Create to Motivate
Checklists put everything you need to do right in front of you. You can see the beginning, middle and end of what needs to be done. Though this helps some people tackle tasks in front of them, it can also be distracting. If you are the type who prefers to take things one step at a time, you might enjoy working through a checklist. Big picture people might struggle with a large collection of isolated items, however, and might need other tools such as mind maps, ideas lists and deadline reminders to help them focus on what needs to be done.
Plot Your Course
Checklists organize what needs to be accomplished so nothing is forgotten. If you're a detail-oriented person, then creating a checklist in the morning gives your day a definite path and direction. However, organizing a checklist might be too time-consuming. Some people get caught up in the details of the list when they should have been focused on actual work.

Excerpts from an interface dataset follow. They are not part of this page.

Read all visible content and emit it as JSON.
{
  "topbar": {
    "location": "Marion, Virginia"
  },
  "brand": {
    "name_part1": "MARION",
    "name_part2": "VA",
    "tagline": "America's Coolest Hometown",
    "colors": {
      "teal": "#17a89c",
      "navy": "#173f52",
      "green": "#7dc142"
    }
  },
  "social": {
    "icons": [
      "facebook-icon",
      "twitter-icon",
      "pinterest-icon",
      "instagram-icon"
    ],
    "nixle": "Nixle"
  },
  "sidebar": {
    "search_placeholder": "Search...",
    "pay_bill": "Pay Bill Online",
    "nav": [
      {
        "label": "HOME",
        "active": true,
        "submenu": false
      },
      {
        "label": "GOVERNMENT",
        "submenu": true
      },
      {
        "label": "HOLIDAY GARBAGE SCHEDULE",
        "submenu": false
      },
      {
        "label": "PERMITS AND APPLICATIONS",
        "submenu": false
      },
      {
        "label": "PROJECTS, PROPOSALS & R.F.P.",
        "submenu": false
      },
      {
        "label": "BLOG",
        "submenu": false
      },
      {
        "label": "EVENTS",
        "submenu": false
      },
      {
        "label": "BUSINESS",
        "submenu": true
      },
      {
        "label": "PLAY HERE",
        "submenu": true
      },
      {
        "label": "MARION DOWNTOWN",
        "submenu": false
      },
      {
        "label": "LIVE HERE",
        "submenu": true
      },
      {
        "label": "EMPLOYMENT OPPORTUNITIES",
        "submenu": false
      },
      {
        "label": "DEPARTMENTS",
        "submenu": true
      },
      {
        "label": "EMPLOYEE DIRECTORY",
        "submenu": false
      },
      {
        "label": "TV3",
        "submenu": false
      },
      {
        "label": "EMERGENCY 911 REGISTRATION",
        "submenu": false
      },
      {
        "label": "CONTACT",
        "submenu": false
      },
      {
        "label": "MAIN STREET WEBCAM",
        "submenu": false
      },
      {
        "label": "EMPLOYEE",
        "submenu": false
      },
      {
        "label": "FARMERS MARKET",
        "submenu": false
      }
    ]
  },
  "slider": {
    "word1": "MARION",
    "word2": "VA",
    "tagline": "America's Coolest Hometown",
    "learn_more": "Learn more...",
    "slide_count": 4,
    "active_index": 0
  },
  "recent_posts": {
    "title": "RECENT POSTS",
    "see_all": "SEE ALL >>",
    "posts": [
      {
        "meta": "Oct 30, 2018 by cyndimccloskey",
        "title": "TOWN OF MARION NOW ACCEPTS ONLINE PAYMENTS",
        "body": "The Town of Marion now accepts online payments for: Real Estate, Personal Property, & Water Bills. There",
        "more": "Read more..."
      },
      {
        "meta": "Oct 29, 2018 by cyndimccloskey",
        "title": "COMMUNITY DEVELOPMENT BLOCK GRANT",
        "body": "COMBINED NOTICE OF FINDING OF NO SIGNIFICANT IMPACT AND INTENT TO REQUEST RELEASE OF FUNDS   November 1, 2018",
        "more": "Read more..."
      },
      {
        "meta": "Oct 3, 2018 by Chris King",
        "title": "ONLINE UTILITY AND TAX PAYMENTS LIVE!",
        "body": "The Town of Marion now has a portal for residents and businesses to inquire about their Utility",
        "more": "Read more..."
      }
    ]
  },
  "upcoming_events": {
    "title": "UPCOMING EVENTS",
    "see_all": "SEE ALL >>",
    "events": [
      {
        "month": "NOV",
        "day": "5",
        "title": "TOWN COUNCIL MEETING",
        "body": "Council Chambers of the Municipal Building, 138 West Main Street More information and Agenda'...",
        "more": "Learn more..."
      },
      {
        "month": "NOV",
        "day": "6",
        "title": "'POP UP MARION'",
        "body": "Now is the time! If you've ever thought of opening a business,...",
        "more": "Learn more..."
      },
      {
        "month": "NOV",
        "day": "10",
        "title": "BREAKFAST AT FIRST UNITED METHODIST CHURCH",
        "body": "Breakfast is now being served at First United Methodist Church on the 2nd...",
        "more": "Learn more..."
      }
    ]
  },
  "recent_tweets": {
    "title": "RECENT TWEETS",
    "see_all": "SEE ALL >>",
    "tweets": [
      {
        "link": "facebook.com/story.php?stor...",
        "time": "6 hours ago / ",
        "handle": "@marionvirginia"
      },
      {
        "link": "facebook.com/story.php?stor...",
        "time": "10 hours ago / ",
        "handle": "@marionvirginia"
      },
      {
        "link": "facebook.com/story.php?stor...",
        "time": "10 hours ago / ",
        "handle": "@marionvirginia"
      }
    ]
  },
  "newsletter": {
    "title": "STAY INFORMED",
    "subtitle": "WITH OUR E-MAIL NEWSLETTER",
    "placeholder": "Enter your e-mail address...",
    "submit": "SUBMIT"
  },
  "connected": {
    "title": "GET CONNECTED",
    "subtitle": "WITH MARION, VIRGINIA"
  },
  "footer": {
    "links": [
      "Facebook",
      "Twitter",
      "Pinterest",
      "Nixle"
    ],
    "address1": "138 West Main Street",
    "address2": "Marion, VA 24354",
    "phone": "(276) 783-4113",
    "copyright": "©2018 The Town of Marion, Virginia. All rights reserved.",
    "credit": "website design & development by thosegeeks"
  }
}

If you find yourself too focused on list-making, try accomplishing a few of the tasks and then return to creating the list.
First Things First
Checklists let you put tasks in order so you can accomplish the most important things first. Once you have put things in writing though, you might feel pressured to complete the tasks in order. This can slow you down. Some people work better when they can jump from task to task and let their emotions guide them. A checklist might impede their emotion. However, if you truly need to finish certain tasks before moving to new ones, a checklist will keep you focused and on-track.
Ready for Help
Checklists make it easy to delegate tasks if someone offers to help you. If you are lucky enough to have assistance, you can refer to your list and know what to ask them to do right away. You can even share your list with them and let them pick what appeals to them. The disadvantage to delegating in this way is losing control when other people choose what they want to do. If you are concerned about giving away easy tasks and getting stuck with the challenges, keep your list to yourself.
Kelly Brown began writing professionally in 2003. She has written for online publications and companies like Essential Health Australia, Beltex Whole Body Health, Advameg, Inc. and many others. Brown attended the College of Notre Dame of Maryland and Frostburg State University where she majored in communication arts and liberal studies.